Tina Walker is another individual who really helped to make this happen for us. She actually gave…well…loaned the cow bell that Brian has in the studio to him.
A lot of our equipment was donated or paid for out of pocket. The starting equipment was even partially a Christmas gift. There have also been a lot of volunteers in our network, including Zach Fehl and Jonathan Keilback who are putting together Metal Edge.
Really it comes down to the fact that we love what we’re doing.
You also need to be willing to think outside of the box and be innovative. Know and use your resources and tweak them to meet your needs. Work with what you’ve got. For instance, we don’t have a programmer, but we really wanted a “recently heard” list, so we started a Twitter account that is linked solely to our playlist and tweets out what is being played. We then linked that to our website and so it shows the last 5 songs on there.
Be open minded, don’t put yourself in that box. Where there’s a will, there’s a way.
What is your favorite pizza here in Pittsburgh?
Brian–all the pizza. I don’t discriminate.
There is even a song all about pizza that plays on our station, you should listen in for it!
What are some of your upcoming events and/or involvements?

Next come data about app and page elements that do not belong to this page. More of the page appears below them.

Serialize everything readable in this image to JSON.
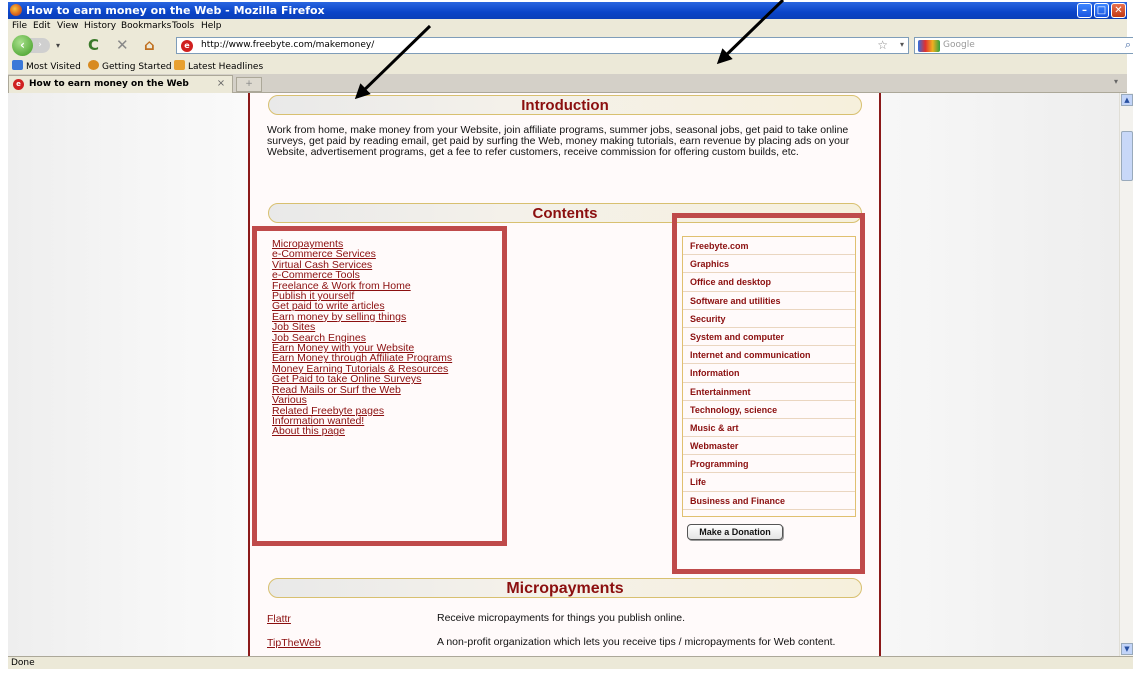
{
  "window": {
    "title": "How to earn money on the Web - Mozilla Firefox",
    "min": "–",
    "max": "□",
    "close": "✕"
  },
  "menu": [
    "File",
    "Edit",
    "View",
    "History",
    "Bookmarks",
    "Tools",
    "Help"
  ],
  "nav": {
    "back": "‹",
    "forward": "›",
    "reload": "C",
    "stop": "✕",
    "home": "⌂",
    "url": "http://www.freebyte.com/makemoney/",
    "star": "☆",
    "dropdown": "▾",
    "search_placeholder": "Google",
    "search_icon": "⌕"
  },
  "bookmarks": [
    {
      "label": "Most Visited",
      "color": "#3a78d8"
    },
    {
      "label": "Getting Started",
      "color": "#d88a20"
    },
    {
      "label": "Latest Headlines",
      "color": "#e8a030"
    }
  ],
  "tab": {
    "label": "How to earn money on the Web",
    "close": "×",
    "new_tab": "+"
  },
  "page": {
    "intro_title": "Introduction",
    "intro_text": "Work from home, make money from your Website, join affiliate programs, summer jobs, seasonal jobs, get paid to take online surveys, get paid by reading email, get paid by surfing the Web, money making tutorials, earn revenue by placing ads on your Website, advertisement programs, get a fee to refer customers, receive commission for offering custom builds, etc.",
    "contents_title": "Contents",
    "contents_links": [
      "Micropayments",
      "e-Commerce Services",
      "Virtual Cash Services",
      "e-Commerce Tools",
      "Freelance & Work from Home",
      "Publish it yourself",
      "Get paid to write articles",
      "Earn money by selling things",
      "Job Sites",
      "Job Search Engines",
      "Earn Money with your Website",
      "Earn Money through Affiliate Programs",
      "Money Earning Tutorials & Resources",
      "Get Paid to take Online Surveys",
      "Read Mails or Surf the Web",
      "Various",
      "Related Freebyte pages",
      "Information wanted!",
      "About this page"
    ],
    "categories": [
      "Freebyte.com",
      "Graphics",
      "Office and desktop",
      "Software and utilities",
      "Security",
      "System and computer",
      "Internet and communication",
      "Information",
      "Entertainment",
      "Technology, science",
      "Music & art",
      "Webmaster",
      "Programming",
      "Life",
      "Business and Finance"
    ],
    "donate_label": "Make a Donation",
    "micropayments_title": "Micropayments",
    "micropayments": [
      {
        "name": "Flattr",
        "desc": "Receive micropayments for things you publish online."
      },
      {
        "name": "TipTheWeb",
        "desc": "A non-profit organization which lets you receive tips / micropayments for Web content."
      }
    ]
  },
  "status": "Done",
  "colors": {
    "accent": "#8b0f0f",
    "highlight_box": "#bf4a4a"
  }
}
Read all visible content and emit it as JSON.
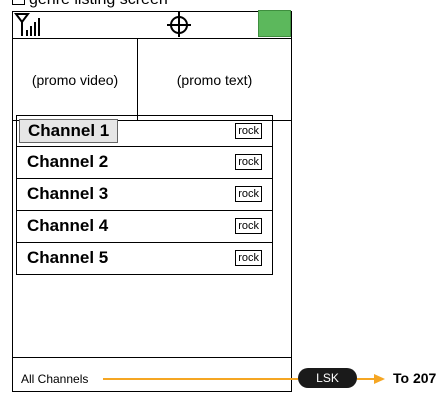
{
  "screen": {
    "caption": "genre listing screen"
  },
  "status_bar": {
    "signal_icon": "signal-strength-icon",
    "center_icon": "crosshair-target-icon",
    "battery_icon": "battery-icon",
    "battery_color": "#5cb85c"
  },
  "promo": {
    "video_label": "(promo video)",
    "text_label": "(promo text)"
  },
  "channels": [
    {
      "name": "Channel 1",
      "genre": "rock",
      "selected": true
    },
    {
      "name": "Channel 2",
      "genre": "rock",
      "selected": false
    },
    {
      "name": "Channel 3",
      "genre": "rock",
      "selected": false
    },
    {
      "name": "Channel 4",
      "genre": "rock",
      "selected": false
    },
    {
      "name": "Channel 5",
      "genre": "rock",
      "selected": false
    }
  ],
  "softkeys": {
    "left_label": "All Channels"
  },
  "annotation": {
    "key_label": "LSK",
    "target_label": "To 207",
    "arrow_color": "#f5a623"
  }
}
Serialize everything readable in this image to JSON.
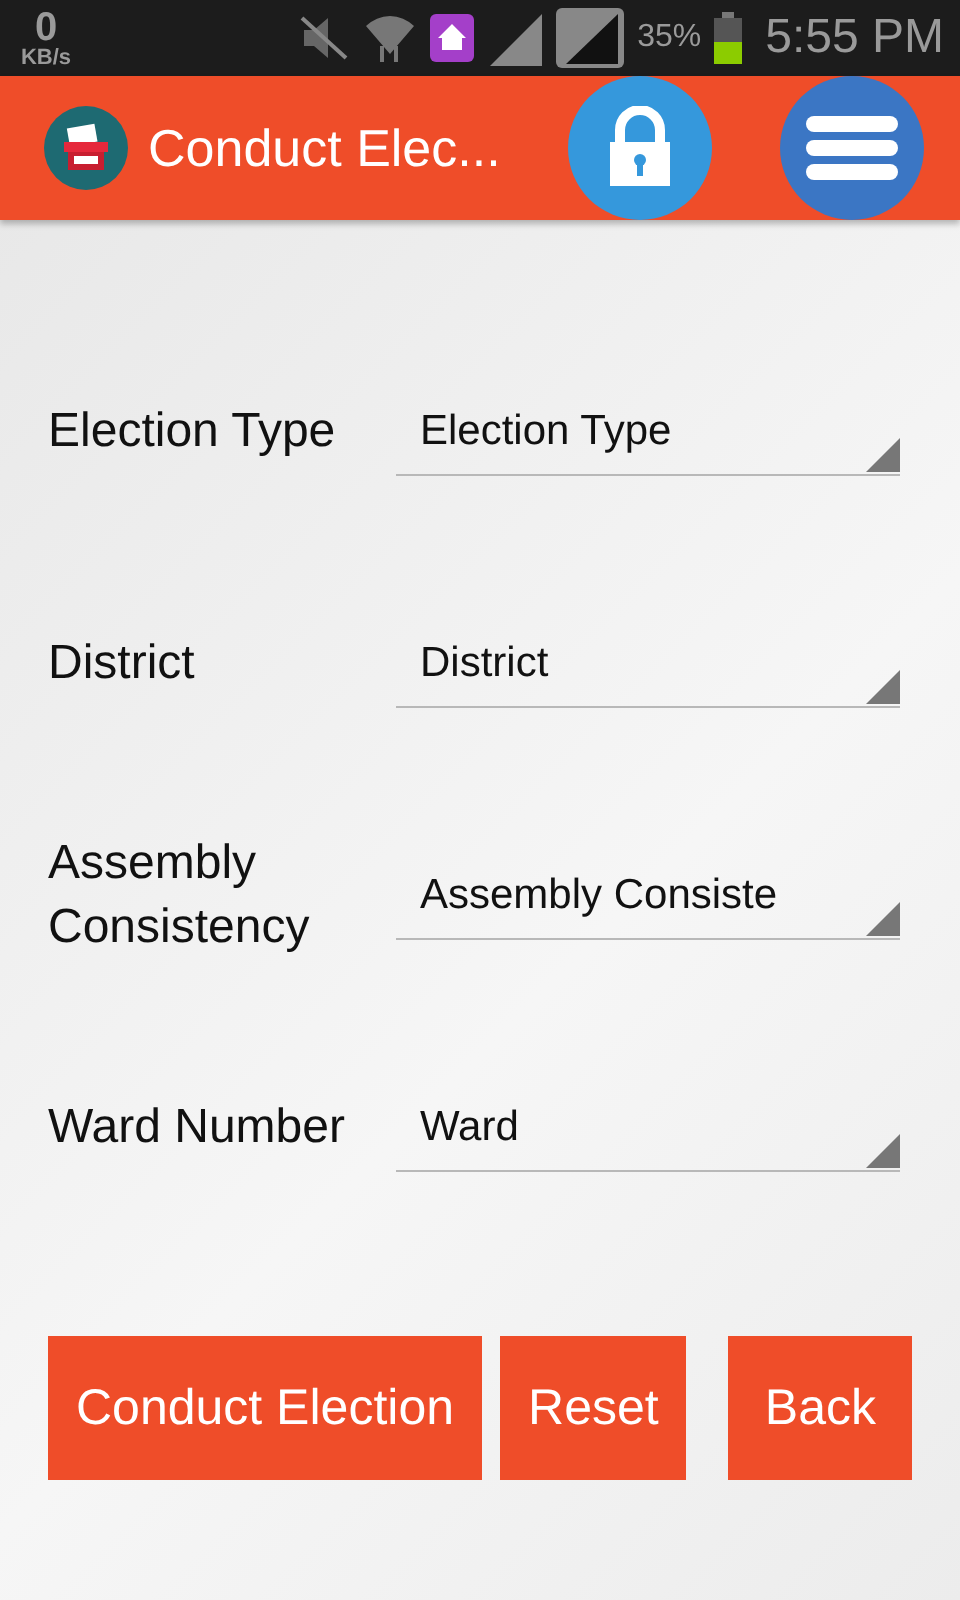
{
  "status_bar": {
    "speed": "0",
    "speed_unit": "KB/s",
    "battery": "35%",
    "time": "5:55 PM"
  },
  "app_bar": {
    "title": "Conduct Elec..."
  },
  "form": [
    {
      "label": "Election Type",
      "value": "Election Type"
    },
    {
      "label": "District",
      "value": "District"
    },
    {
      "label": "Assembly Consistency",
      "value": "Assembly Consiste"
    },
    {
      "label": "Ward Number",
      "value": "Ward"
    }
  ],
  "buttons": [
    "Conduct Election",
    "Reset",
    "Back"
  ]
}
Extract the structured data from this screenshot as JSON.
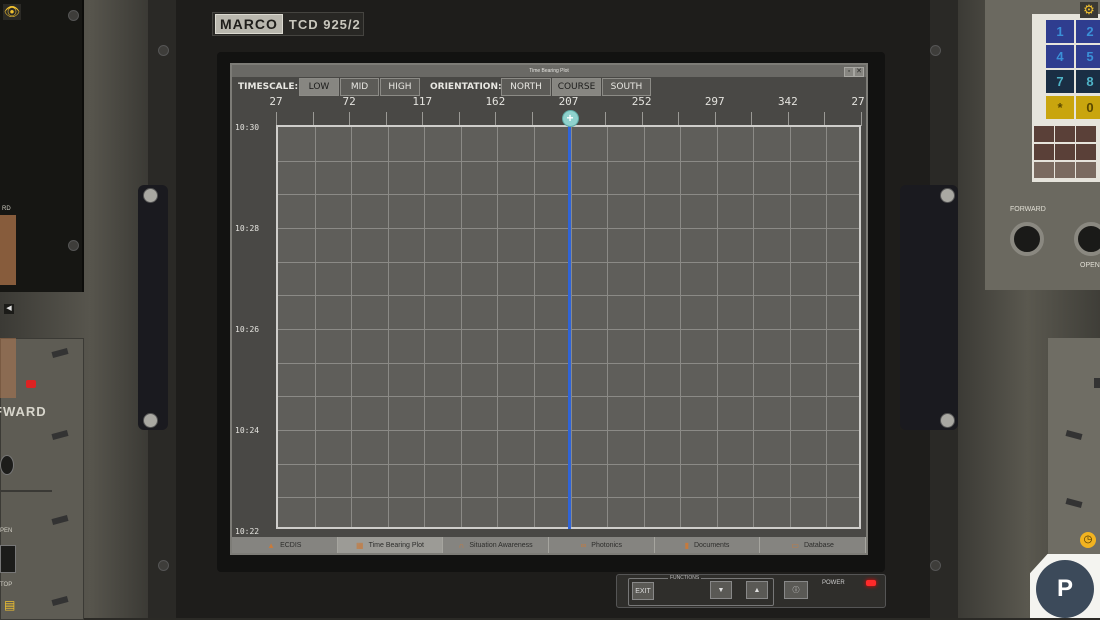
{
  "brand": {
    "logo": "MARCO",
    "model": "TCD 925/2"
  },
  "window": {
    "title": "Time Bearing Plot",
    "btn_restore": "▫",
    "btn_close": "✕"
  },
  "controls": {
    "timescale_label": "TIMESCALE:",
    "timescale": [
      {
        "label": "LOW",
        "active": true
      },
      {
        "label": "MID",
        "active": false
      },
      {
        "label": "HIGH",
        "active": false
      }
    ],
    "orientation_label": "ORIENTATION:",
    "orientation": [
      {
        "label": "NORTH",
        "active": false
      },
      {
        "label": "COURSE",
        "active": true
      },
      {
        "label": "SOUTH",
        "active": false
      }
    ]
  },
  "plot": {
    "bearing_labels": [
      "27",
      "72",
      "117",
      "162",
      "207",
      "252",
      "297",
      "342",
      "27"
    ],
    "time_labels": [
      "10:30",
      "10:28",
      "10:26",
      "10:24",
      "10:22"
    ],
    "cursor_bearing": 207,
    "cursor_symbol": "+",
    "cursor_color": "#2f64d8"
  },
  "tabs": [
    {
      "label": "ECDIS",
      "icon": "ecdis-icon",
      "glyph": "▲"
    },
    {
      "label": "Time Bearing Plot",
      "icon": "plot-icon",
      "glyph": "▦"
    },
    {
      "label": "Situation Awareness",
      "icon": "headphones-icon",
      "glyph": "∩"
    },
    {
      "label": "Photonics",
      "icon": "binoculars-icon",
      "glyph": "∞"
    },
    {
      "label": "Documents",
      "icon": "documents-icon",
      "glyph": "▮"
    },
    {
      "label": "Database",
      "icon": "monitor-icon",
      "glyph": "▭"
    }
  ],
  "functions": {
    "label": "FUNCTIONS",
    "exit": "EXIT",
    "down": "▼",
    "up": "▲",
    "info": "ⓘ",
    "power_label": "POWER"
  },
  "keypad": [
    "1",
    "2",
    "4",
    "5",
    "7",
    "8",
    "*",
    "0"
  ],
  "right_panel": {
    "forward_label": "FORWARD",
    "open_label": "OPEN"
  },
  "left_panel": {
    "fward_label": "FWARD",
    "pen_label": "PEN",
    "top_label": "TOP",
    "small_label": "RD"
  },
  "badge": {
    "letter": "P"
  },
  "colors": {
    "accent": "#f2c230",
    "power_led": "#ff2a2a"
  }
}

Millvale Music Festival for next year.
Brew Fest we are involved with both sessions and will be streaming music between sets.
Indie Rock Fest we streamed during.
We also have our first spin-off station coming up called The Metal Edge. It will feature all local metal music, though we are possibly going to have to expand that to the local tri-state area since it’s such a niche genre.
What are some of the different things you’ve had to learn that you’ve then made changes or had some struggles through?
The sound board. Everyone has a learning curve with it. Sarah is still learning the board and Brian likes the old school boards that are big and have all slider pots.
As far as learning or moving forward, really solidifying the idea that it is up to us to push the station, which in turn pushes the bands
There have been some struggles working with social media as well, tagging people and bands and adding hashtags (to Sarah they will always be pound signs). Making sure we are avoiding doing blackhat hashtagging to pull in new viewers or listeners.